:: Source material ::

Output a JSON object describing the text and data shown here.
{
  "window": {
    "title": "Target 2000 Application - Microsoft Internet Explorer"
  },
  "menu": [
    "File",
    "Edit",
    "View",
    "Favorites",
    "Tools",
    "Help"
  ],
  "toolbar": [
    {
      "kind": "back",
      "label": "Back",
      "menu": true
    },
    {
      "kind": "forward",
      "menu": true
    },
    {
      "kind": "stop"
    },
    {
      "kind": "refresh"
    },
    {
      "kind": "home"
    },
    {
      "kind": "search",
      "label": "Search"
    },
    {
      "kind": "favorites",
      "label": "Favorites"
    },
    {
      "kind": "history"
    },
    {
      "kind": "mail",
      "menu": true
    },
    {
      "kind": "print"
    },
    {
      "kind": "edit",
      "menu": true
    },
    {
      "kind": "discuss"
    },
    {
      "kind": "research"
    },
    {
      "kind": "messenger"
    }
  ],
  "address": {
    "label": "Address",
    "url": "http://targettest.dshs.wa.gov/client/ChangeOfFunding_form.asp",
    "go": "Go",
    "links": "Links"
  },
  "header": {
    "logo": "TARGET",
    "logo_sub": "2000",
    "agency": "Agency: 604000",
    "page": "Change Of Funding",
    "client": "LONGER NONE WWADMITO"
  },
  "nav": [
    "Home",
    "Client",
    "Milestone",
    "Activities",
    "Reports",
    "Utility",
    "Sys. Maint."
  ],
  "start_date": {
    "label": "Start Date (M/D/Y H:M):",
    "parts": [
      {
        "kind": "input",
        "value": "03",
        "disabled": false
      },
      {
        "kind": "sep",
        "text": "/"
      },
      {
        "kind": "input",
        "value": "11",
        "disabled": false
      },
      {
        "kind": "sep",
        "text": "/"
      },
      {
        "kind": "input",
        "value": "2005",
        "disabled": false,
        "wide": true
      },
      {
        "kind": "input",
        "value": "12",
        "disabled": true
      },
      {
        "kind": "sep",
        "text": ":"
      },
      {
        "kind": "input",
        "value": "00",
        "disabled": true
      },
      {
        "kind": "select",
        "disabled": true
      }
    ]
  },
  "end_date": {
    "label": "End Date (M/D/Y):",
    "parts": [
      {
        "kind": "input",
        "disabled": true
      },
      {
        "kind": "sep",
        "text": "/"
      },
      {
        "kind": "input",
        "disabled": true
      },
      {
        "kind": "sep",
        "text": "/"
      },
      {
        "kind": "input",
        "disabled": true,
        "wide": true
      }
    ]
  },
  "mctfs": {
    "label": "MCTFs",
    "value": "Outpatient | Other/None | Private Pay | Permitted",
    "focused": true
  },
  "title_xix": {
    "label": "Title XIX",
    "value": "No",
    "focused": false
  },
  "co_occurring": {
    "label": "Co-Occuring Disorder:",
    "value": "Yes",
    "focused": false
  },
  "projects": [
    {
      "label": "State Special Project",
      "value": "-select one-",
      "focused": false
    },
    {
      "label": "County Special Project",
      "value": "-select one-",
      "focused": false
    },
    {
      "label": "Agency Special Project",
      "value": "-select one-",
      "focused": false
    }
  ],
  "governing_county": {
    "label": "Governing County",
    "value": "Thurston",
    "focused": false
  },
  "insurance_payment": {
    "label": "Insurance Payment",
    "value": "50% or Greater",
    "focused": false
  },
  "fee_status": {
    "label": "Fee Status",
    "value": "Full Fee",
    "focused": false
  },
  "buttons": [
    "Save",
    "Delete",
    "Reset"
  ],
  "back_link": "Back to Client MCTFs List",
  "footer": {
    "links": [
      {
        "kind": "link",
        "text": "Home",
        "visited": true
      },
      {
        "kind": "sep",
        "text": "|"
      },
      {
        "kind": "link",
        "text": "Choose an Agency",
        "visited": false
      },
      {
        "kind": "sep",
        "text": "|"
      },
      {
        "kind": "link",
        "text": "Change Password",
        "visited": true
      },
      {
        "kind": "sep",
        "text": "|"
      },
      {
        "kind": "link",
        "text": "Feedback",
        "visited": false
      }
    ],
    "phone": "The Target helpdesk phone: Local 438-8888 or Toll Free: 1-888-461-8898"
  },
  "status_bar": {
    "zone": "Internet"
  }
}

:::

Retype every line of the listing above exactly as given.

Output a JSON object describing the text and data shown here.
{
  "window": {
    "title": "Target 2000 Application - Microsoft Internet Explorer"
  },
  "menu": [
    "File",
    "Edit",
    "View",
    "Favorites",
    "Tools",
    "Help"
  ],
  "toolbar": [
    {
      "kind": "back",
      "label": "Back",
      "menu": true
    },
    {
      "kind": "forward",
      "menu": true
    },
    {
      "kind": "stop"
    },
    {
      "kind": "refresh"
    },
    {
      "kind": "home"
    },
    {
      "kind": "search",
      "label": "Search"
    },
    {
      "kind": "favorites",
      "label": "Favorites"
    },
    {
      "kind": "history"
    },
    {
      "kind": "mail",
      "menu": true
    },
    {
      "kind": "print"
    },
    {
      "kind": "edit",
      "menu": true
    },
    {
      "kind": "discuss"
    },
    {
      "kind": "research"
    },
    {
      "kind": "messenger"
    }
  ],
  "address": {
    "label": "Address",
    "url": "http://targettest.dshs.wa.gov/client/ChangeOfFunding_form.asp",
    "go": "Go",
    "links": "Links"
  },
  "header": {
    "logo": "TARGET",
    "logo_sub": "2000",
    "agency": "Agency: 604000",
    "page": "Change Of Funding",
    "client": "LONGER NONE WWADMITO"
  },
  "nav": [
    "Home",
    "Client",
    "Milestone",
    "Activities",
    "Reports",
    "Utility",
    "Sys. Maint."
  ],
  "start_date": {
    "label": "Start Date (M/D/Y H:M):",
    "parts": [
      {
        "kind": "input",
        "value": "03",
        "disabled": false
      },
      {
        "kind": "sep",
        "text": "/"
      },
      {
        "kind": "input",
        "value": "11",
        "disabled": false
      },
      {
        "kind": "sep",
        "text": "/"
      },
      {
        "kind": "input",
        "value": "2005",
        "disabled": false,
        "wide": true
      },
      {
        "kind": "input",
        "value": "12",
        "disabled": true
      },
      {
        "kind": "sep",
        "text": ":"
      },
      {
        "kind": "input",
        "value": "00",
        "disabled": true
      },
      {
        "kind": "select",
        "disabled": true
      }
    ]
  },
  "end_date": {
    "label": "End Date (M/D/Y):",
    "parts": [
      {
        "kind": "input",
        "disabled": true
      },
      {
        "kind": "sep",
        "text": "/"
      },
      {
        "kind": "input",
        "disabled": true
      },
      {
        "kind": "sep",
        "text": "/"
      },
      {
        "kind": "input",
        "disabled": true,
        "wide": true
      }
    ]
  },
  "mctfs": {
    "label": "MCTFs",
    "value": "Outpatient | Other/None | Private Pay | Permitted",
    "focused": true
  },
  "title_xix": {
    "label": "Title XIX",
    "value": "No",
    "focused": false
  },
  "co_occurring": {
    "label": "Co-Occuring Disorder:",
    "value": "Yes",
    "focused": false
  },
  "projects": [
    {
      "label": "State Special Project",
      "value": "-select one-",
      "focused": false
    },
    {
      "label": "County Special Project",
      "value": "-select one-",
      "focused": false
    },
    {
      "label": "Agency Special Project",
      "value": "-select one-",
      "focused": false
    }
  ],
  "governing_county": {
    "label": "Governing County",
    "value": "Thurston",
    "focused": false
  },
  "insurance_payment": {
    "label": "Insurance Payment",
    "value": "50% or Greater",
    "focused": false
  },
  "fee_status": {
    "label": "Fee Status",
    "value": "Full Fee",
    "focused": false
  },
  "buttons": [
    "Save",
    "Delete",
    "Reset"
  ],
  "back_link": "Back to Client MCTFs List",
  "footer": {
    "links": [
      {
        "kind": "link",
        "text": "Home",
        "visited": true
      },
      {
        "kind": "sep",
        "text": "|"
      },
      {
        "kind": "link",
        "text": "Choose an Agency",
        "visited": false
      },
      {
        "kind": "sep",
        "text": "|"
      },
      {
        "kind": "link",
        "text": "Change Password",
        "visited": true
      },
      {
        "kind": "sep",
        "text": "|"
      },
      {
        "kind": "link",
        "text": "Feedback",
        "visited": false
      }
    ],
    "phone": "The Target helpdesk phone: Local 438-8888 or Toll Free: 1-888-461-8898"
  },
  "status_bar": {
    "zone": "Internet"
  }
}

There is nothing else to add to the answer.